Some of you may be prone to thinking, No, I don’t tip for good service. It should always be good. Well, consider how much you’re paying for a meal and what the real cost is to you. Tip-ically (sorry), a gratuity of 10-15% is paid as a service fee, and may even be added to the bill automatically in some venues. But let’s be real here; the staff probably get paid peanuts, so the very least you could do is provide them with an adequate ‘thanks’ to show you enjoyed your experience. Tipping aside, the food and drink culture is as varied as it is delicious. If you enjoy a cocktail or two, doing so when you’re out for dinner is really not going to set you back that much. And don’t worry, even if one or two turns into three of four, the vibrant coffee scene’s enough to turn even the most bar-hopped cape-crusader into an early-riser.
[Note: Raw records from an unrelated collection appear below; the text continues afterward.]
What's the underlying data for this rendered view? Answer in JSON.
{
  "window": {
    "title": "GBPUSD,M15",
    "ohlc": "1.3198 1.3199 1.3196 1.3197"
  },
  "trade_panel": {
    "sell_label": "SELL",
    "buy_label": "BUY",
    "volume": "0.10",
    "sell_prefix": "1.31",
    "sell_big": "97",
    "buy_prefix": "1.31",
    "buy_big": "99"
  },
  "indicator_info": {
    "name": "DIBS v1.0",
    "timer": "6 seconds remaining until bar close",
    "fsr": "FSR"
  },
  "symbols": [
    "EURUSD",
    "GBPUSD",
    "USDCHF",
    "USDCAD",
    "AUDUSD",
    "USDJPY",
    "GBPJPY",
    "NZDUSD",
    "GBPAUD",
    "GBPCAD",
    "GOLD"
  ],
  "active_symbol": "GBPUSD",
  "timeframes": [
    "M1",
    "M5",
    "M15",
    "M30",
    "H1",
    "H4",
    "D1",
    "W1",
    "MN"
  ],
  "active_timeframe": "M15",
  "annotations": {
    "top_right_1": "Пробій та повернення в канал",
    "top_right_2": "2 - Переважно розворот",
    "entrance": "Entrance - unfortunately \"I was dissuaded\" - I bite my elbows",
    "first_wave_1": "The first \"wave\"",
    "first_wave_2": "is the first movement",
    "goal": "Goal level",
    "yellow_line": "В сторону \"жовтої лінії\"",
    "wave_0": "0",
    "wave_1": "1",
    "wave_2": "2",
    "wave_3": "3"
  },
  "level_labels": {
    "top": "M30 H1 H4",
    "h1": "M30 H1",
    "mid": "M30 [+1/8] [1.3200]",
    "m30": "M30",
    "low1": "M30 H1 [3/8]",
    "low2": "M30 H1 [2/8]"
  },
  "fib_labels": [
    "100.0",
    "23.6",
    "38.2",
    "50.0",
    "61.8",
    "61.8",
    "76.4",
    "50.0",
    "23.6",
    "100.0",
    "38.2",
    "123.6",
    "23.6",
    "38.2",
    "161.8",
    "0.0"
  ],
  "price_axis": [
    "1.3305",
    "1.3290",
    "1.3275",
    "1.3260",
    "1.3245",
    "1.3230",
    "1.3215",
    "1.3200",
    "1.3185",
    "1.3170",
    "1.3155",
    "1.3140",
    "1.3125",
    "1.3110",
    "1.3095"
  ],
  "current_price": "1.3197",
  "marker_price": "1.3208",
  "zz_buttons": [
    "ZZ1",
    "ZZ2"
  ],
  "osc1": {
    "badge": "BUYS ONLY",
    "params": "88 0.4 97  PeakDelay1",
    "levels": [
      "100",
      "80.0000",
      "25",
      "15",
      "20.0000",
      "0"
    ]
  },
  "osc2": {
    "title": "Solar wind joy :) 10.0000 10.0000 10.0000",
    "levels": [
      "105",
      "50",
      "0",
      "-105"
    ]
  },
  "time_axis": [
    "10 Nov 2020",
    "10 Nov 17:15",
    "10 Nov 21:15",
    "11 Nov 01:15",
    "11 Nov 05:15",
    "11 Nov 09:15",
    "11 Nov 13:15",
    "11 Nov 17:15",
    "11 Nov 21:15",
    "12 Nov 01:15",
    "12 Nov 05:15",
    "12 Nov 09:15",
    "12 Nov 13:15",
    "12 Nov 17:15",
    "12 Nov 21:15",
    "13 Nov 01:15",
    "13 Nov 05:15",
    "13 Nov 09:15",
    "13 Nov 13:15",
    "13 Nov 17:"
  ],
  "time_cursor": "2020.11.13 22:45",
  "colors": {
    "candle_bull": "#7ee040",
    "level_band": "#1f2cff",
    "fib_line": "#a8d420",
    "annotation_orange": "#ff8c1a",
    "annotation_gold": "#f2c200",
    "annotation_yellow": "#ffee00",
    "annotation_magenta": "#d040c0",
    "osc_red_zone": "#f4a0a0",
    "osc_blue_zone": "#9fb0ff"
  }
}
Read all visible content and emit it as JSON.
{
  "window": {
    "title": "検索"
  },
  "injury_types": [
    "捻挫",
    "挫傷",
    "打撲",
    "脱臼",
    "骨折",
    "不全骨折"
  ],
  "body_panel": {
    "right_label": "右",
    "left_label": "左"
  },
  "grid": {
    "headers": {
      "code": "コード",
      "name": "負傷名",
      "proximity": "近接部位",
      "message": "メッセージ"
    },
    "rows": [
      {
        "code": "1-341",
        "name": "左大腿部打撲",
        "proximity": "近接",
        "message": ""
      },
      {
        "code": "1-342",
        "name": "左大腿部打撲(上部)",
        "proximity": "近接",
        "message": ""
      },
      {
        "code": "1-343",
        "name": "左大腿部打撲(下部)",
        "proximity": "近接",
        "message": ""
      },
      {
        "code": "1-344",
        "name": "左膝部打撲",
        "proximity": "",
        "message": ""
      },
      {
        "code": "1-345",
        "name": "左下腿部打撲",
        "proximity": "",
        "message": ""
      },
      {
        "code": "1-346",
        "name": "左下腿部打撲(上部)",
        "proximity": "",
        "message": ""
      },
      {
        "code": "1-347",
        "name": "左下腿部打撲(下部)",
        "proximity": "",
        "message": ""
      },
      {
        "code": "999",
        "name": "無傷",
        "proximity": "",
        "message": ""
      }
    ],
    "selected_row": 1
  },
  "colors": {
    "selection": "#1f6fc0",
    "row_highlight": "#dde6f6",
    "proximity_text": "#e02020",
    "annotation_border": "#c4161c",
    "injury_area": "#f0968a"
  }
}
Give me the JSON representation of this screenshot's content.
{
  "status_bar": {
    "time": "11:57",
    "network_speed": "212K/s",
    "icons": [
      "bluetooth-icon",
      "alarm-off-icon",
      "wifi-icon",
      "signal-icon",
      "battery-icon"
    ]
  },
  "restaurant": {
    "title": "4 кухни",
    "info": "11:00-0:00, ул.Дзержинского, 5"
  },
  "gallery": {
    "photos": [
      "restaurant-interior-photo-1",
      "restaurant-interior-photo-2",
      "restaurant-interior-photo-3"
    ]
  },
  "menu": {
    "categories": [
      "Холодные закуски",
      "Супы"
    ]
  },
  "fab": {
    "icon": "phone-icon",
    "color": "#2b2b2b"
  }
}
4. Wildlife is… wild
If you’ve not booked a return trip home, perhaps consider taking a tour of “Shark Alley” in Gansbaii to save you the hassle. Great whites can be spotted on guided shark-cage diving trips, though some have been known to creep a little closer off the shores of popular city beaches. If you’re more of a hill-dweller, be prepared to come across wild baboons circling the peak of Cape Point. Ok, they may sit on your car and wait for you to return, but they’re mostly harmless, I think. For a more wholesome experience, a source of pride for locals and pleasure for tourists is the community of penguins nestled along the banks of Boulder’s Beach near Simon’s Town. Pay virtually nothing for access to an unguided walkway to see them slip and slide until your heart’s content. The glorious drive down the coast is reason enough to make the trip, with some beach ports even attracting seals who don’t mind being the centre of attention.
Next stop, culture?
If it’s your first trip to South Africa, even Africa, that alone will prove a culture shock. Freeways leaving Cape Town International Airport provide a poignant reminder of the glaring wealth gap dividing residents, as ghettos and makeshift houses are scattered throughout various neighbourhoods. Dubbed ‘The Rainbow Nation,’ South Africa’s rich and mixed cultural heritage is on full display, with every nook and cranny providing a glimpse into the history of past and present settlers. Dutch influences are evident in ports and fishing docks throughout the Cape, with the brightly-coloured streets of Bo Kaap a result of Dutch settlers shipping slaves and convicts from India, Sri Lanka and Malaysia back to the harbour city, a community now known as the Cape Malays.
If it’s a quirky souvenir you’re after, head into the city centre to peruse handcrafted nick nacks and art pieces from local market sellers only too happy to tell the story of their origins. You’ll also expect to pay a lot less than what’s charged in flashy tourist shops. But for some retail therapy minus the repetitive greetings from eager town merchants, the V&A Waterfront is a must-visit during your stay. Built into the harbour, restaurants, designer brand stores and outdoor entertainment are main attractions. For a more purposeful visit, book a ferry pass to Robben Island from the Waterfront’s Nelson Mandela Gateway, and discover how the political figure approached daily life during 18 of his 27 years behind bars oppressed by the Apartheid regime.
Cape Town is one of those cities that’s impossible to ‘do’ in 3-4 days – which is why you shouldn’t dare try. From its historic wineries and cultural experiences, to panoramic ocean drives and picturesque beaches, you’ll really need to set aside at least a week or two to appreciate the Mother City in all her glory. Seriously, how many world-renowned destinations boast 11 spoken languages and two intersecting oceans?
We understand travel beyond our shores is near impossible for the foreseeable future. But with an affordability rare for such a global city, you’d be mad not to consider the gateway to South Africa as your next unforgettable overseas adventure.